== Task to carry out ==
A single figure is the whole answer: the number of lines in the records that contain "background".

(Records provided begins)

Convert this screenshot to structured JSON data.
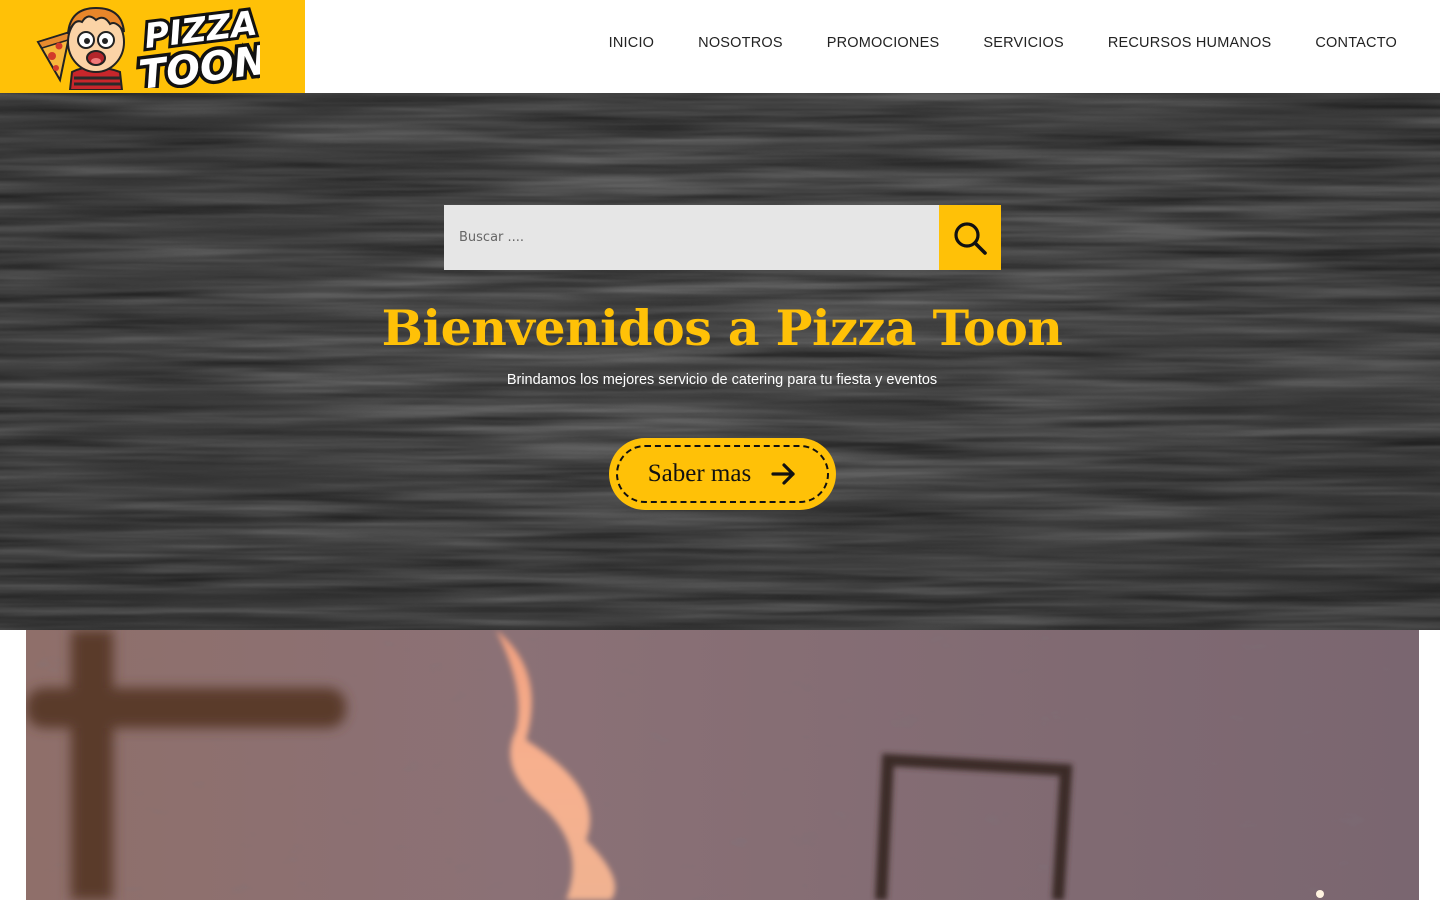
{
  "brand": {
    "name_line1": "PIZZA",
    "name_line2": "TOON",
    "accent_color": "#FFC107"
  },
  "nav": {
    "items": [
      {
        "label": "INICIO"
      },
      {
        "label": "NOSOTROS"
      },
      {
        "label": "PROMOCIONES"
      },
      {
        "label": "SERVICIOS"
      },
      {
        "label": "RECURSOS HUMANOS"
      },
      {
        "label": "CONTACTO"
      }
    ]
  },
  "search": {
    "placeholder": "Buscar ....",
    "value": "",
    "icon": "search-icon"
  },
  "hero": {
    "title": "Bienvenidos a Pizza Toon",
    "subtitle": "Brindamos los mejores servicio de catering para tu fiesta y eventos",
    "cta_label": "Saber mas",
    "cta_icon": "arrow-right-icon",
    "background": "dark-wood-texture"
  },
  "media": {
    "description_icon": "fire-oven-video"
  }
}
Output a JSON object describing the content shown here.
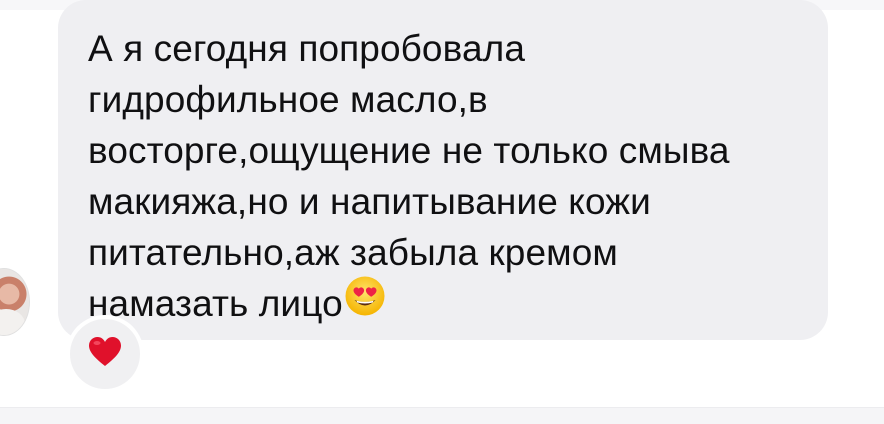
{
  "message": {
    "lines": [
      "А я сегодня попробовала",
      "гидрофильное масло,в",
      "восторге,ощущение не только смыва",
      "макияжа,но и напитывание кожи",
      "питательно,аж забыла кремом",
      "намазать лицо"
    ],
    "emoji": "smiling-face-with-heart-eyes"
  },
  "reaction": {
    "emoji": "red-heart",
    "color": "#e0112b"
  },
  "colors": {
    "bubble": "#efeff2",
    "text": "#101012"
  }
}
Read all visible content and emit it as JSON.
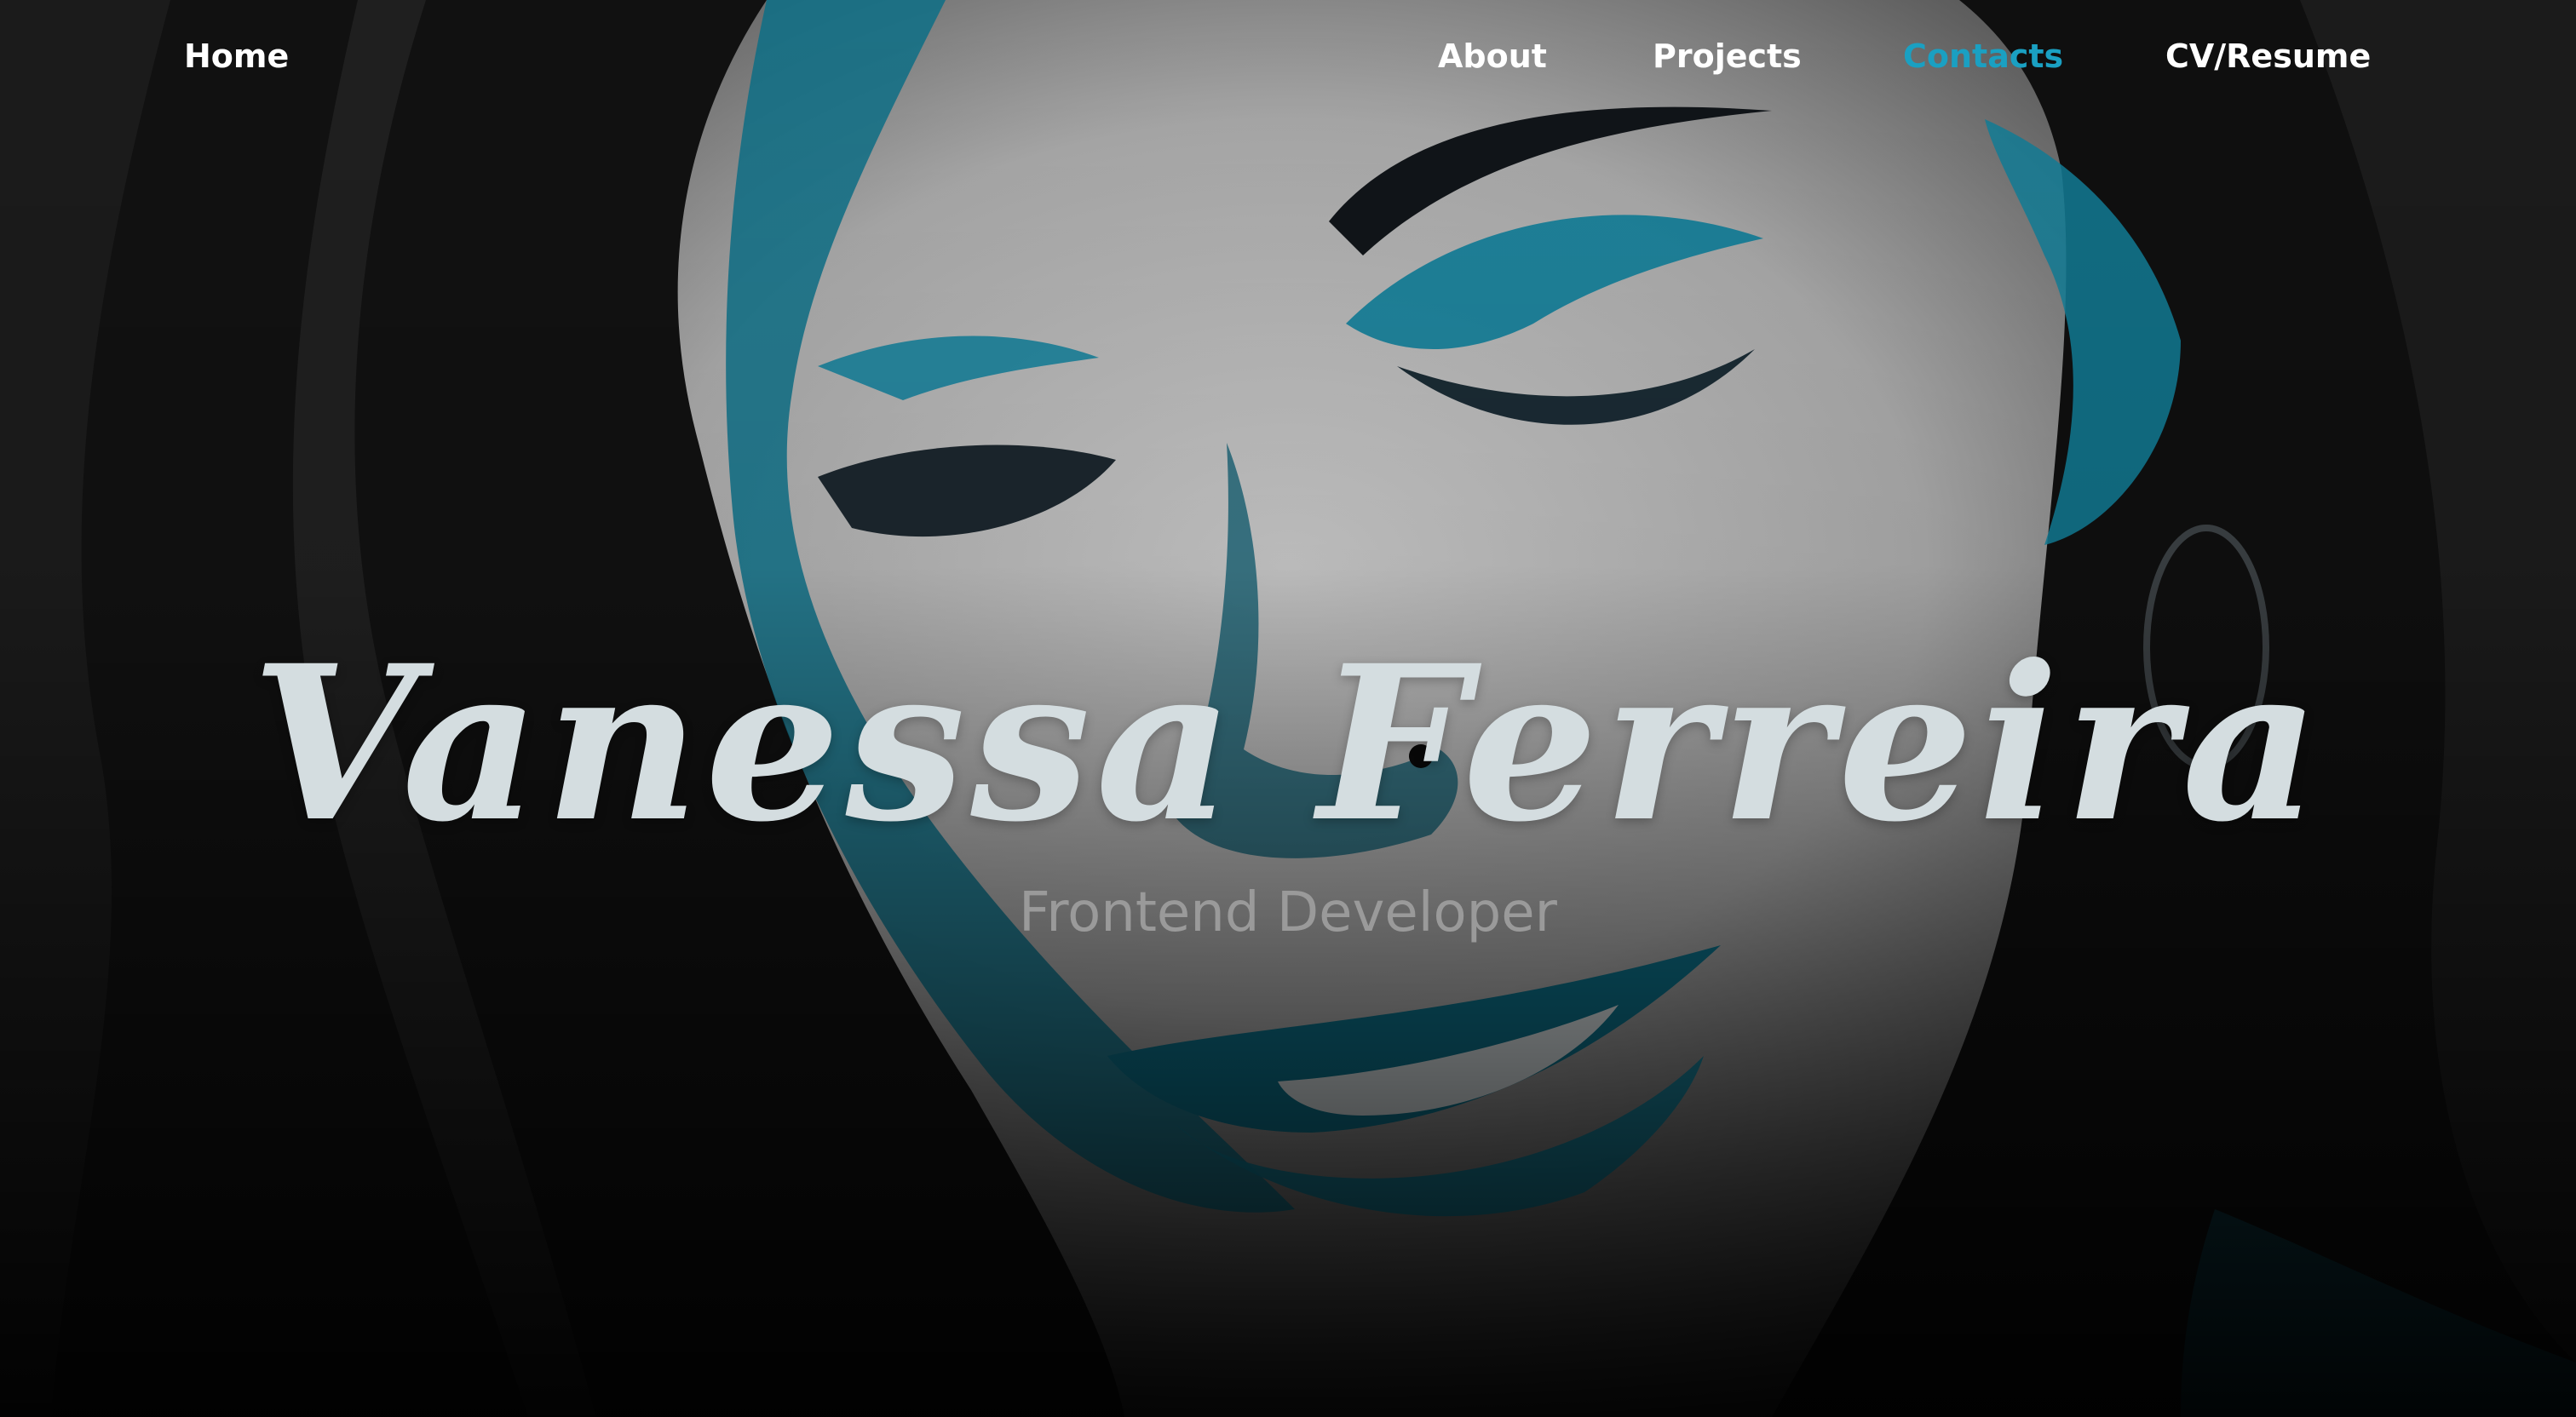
{
  "nav": {
    "home": "Home",
    "items": [
      {
        "label": "About",
        "active": false
      },
      {
        "label": "Projects",
        "active": false
      },
      {
        "label": "Contacts",
        "active": true
      },
      {
        "label": "CV/Resume",
        "active": false
      }
    ]
  },
  "hero": {
    "name": "Vanessa Ferreira",
    "role": "Frontend Developer"
  },
  "colors": {
    "nav_text": "#ffffff",
    "nav_active": "#1aa0c2",
    "accent_teal": "#0f7f9a",
    "hair": "#121212",
    "skin": "#b9b9b9"
  },
  "background": {
    "image": "illustrated-portrait-woman-teal-accents"
  }
}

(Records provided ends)

== Task response ==
2